### [What is required]
Show each line of the records in which the word "your" occurs.
[[ Records for the exercise, beginning ]]
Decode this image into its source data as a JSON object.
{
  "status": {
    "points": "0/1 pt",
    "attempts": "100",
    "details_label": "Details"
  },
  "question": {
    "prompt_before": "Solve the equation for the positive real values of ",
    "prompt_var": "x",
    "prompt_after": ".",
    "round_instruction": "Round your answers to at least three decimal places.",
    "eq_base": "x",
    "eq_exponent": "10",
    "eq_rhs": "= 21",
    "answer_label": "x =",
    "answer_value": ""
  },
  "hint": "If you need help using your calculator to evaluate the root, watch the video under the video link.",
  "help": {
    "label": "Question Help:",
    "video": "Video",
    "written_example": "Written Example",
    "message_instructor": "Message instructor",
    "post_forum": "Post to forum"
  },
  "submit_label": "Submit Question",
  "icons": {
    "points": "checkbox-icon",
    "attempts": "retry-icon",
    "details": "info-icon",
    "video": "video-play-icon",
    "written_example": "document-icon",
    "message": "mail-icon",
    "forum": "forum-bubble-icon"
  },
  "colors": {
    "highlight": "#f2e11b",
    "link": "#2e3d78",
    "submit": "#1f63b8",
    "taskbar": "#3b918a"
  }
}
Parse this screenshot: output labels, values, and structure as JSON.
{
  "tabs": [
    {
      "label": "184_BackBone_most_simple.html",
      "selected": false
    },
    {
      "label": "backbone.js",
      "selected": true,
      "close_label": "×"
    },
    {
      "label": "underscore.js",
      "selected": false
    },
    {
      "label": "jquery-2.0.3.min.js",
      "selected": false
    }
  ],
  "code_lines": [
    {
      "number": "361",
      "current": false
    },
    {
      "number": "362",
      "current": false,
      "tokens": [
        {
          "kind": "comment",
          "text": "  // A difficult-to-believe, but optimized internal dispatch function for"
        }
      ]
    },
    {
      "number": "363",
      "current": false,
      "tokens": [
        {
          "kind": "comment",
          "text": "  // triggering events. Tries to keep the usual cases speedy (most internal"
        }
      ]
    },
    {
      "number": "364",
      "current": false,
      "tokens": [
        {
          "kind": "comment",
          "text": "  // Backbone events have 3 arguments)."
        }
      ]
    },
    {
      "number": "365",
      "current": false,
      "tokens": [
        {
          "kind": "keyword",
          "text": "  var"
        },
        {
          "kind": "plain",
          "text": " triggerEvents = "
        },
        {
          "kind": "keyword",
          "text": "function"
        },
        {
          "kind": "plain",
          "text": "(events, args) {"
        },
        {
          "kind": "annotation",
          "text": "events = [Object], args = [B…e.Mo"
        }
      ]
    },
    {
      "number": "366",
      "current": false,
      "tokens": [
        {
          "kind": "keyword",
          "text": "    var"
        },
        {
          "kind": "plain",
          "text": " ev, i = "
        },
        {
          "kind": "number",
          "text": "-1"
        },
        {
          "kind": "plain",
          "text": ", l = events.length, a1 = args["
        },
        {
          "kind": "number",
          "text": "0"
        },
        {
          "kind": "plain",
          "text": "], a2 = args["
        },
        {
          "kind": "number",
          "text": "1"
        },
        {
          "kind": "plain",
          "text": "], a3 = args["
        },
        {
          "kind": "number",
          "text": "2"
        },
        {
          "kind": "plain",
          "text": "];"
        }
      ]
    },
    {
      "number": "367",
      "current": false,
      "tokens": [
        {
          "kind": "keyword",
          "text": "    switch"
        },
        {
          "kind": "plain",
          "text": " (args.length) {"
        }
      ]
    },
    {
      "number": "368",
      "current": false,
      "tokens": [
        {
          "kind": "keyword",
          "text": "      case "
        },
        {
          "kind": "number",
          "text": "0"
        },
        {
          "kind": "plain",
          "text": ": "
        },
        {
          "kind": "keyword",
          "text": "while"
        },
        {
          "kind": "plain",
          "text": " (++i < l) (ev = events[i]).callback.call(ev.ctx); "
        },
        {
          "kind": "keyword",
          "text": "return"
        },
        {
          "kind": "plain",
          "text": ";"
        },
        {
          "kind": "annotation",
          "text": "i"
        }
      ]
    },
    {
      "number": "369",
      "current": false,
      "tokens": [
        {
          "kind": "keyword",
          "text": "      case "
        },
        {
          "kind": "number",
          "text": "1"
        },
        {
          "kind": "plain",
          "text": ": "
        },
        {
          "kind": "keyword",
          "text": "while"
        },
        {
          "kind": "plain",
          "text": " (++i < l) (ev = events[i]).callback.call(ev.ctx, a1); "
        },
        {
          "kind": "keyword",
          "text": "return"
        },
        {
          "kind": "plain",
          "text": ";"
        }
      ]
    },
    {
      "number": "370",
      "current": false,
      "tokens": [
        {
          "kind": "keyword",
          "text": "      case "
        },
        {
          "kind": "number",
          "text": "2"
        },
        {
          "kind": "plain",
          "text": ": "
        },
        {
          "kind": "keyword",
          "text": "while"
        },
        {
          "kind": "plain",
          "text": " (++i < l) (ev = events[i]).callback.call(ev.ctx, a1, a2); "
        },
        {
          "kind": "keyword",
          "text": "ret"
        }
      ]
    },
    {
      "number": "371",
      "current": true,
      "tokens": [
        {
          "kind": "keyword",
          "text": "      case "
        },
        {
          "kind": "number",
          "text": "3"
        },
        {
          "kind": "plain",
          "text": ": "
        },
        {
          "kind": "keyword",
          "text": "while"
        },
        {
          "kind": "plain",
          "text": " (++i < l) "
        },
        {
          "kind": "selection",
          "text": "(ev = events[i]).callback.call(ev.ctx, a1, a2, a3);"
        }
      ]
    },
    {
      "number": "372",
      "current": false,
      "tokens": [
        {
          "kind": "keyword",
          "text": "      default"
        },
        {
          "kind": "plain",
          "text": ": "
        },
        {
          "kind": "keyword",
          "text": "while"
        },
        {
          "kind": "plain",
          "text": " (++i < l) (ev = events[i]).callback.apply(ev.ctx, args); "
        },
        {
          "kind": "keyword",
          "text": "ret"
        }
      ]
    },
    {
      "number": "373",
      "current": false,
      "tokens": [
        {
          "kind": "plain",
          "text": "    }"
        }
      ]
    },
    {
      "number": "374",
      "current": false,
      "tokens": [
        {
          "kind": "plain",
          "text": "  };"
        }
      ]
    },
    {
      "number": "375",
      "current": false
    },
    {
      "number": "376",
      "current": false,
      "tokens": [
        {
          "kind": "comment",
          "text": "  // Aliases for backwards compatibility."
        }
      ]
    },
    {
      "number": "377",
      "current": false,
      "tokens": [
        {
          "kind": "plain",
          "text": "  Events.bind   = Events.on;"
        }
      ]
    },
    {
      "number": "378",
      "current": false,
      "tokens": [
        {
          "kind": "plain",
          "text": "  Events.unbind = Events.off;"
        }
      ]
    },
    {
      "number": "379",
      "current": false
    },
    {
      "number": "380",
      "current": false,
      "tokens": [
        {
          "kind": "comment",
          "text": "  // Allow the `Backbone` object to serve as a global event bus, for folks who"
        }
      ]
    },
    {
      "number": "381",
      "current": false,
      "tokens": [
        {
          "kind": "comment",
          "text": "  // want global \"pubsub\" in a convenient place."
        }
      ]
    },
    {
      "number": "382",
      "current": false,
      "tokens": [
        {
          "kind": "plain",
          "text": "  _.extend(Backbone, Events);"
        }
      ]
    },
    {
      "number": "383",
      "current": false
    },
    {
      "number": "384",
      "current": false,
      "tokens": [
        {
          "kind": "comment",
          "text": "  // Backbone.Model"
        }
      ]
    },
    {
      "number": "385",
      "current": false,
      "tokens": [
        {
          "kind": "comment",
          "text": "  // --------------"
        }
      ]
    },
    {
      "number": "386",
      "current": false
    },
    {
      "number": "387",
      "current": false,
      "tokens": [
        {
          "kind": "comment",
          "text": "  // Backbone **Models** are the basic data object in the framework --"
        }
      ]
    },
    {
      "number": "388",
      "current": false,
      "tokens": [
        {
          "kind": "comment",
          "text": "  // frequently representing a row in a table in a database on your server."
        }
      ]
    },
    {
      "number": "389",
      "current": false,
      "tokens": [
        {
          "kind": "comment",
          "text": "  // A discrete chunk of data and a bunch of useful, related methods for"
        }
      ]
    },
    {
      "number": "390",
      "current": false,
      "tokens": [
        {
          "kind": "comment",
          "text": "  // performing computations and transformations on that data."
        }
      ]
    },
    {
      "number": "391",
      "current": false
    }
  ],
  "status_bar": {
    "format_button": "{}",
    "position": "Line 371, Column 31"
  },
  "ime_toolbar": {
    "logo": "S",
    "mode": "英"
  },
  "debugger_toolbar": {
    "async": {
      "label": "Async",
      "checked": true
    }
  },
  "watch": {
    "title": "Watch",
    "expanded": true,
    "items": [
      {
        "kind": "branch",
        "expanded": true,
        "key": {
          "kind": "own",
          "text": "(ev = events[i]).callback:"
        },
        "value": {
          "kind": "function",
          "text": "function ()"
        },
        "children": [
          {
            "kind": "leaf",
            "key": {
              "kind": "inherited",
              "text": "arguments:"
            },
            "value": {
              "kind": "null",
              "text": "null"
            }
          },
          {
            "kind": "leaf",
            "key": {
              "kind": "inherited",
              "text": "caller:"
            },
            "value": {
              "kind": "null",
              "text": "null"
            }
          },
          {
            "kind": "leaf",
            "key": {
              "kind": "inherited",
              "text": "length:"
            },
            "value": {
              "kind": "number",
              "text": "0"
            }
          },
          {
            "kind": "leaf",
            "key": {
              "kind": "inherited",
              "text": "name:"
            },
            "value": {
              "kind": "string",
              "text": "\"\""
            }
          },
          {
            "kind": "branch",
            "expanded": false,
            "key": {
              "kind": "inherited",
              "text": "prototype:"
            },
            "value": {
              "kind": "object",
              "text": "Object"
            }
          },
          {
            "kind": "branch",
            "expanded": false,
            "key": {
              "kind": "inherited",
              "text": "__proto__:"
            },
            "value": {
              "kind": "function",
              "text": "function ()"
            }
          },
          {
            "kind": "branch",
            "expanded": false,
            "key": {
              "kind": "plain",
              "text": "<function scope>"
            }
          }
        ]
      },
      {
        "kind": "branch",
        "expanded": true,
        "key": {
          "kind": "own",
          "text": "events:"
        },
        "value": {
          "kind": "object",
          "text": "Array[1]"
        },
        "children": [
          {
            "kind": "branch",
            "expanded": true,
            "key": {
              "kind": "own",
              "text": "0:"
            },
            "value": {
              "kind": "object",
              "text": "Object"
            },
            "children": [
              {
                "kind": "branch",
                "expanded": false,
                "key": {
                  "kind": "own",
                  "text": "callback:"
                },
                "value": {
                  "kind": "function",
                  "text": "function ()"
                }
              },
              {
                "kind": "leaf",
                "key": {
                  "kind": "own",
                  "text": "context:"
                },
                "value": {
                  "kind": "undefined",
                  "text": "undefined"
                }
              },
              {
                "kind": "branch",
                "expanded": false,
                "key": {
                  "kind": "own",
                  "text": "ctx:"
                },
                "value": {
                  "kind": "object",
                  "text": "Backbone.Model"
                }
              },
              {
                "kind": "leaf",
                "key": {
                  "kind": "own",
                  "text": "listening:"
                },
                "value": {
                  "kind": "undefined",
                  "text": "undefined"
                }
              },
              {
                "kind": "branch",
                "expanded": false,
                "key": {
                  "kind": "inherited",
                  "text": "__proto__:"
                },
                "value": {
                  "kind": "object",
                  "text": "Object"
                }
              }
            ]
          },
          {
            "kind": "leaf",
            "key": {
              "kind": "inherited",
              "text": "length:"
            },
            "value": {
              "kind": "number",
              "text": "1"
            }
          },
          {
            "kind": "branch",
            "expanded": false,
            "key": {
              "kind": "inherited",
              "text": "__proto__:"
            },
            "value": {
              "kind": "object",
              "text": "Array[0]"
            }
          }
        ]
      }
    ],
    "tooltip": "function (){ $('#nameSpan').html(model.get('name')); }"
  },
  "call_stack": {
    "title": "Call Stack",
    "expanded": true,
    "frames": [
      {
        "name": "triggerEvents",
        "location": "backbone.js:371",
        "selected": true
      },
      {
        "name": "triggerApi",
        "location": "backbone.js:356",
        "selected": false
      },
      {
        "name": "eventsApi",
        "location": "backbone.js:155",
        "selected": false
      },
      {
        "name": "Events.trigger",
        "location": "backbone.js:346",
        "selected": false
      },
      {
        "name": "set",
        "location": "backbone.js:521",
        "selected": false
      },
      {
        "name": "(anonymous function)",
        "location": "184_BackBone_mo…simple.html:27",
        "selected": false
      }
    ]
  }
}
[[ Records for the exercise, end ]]
### [Exercise result]
    "round_instruction": "Round your answers to at least three decimal places.",
  "hint": "If you need help using your calculator to evaluate the root, watch the video under the video link.",
          "text": "  // frequently representing a row in a table in a database on your server."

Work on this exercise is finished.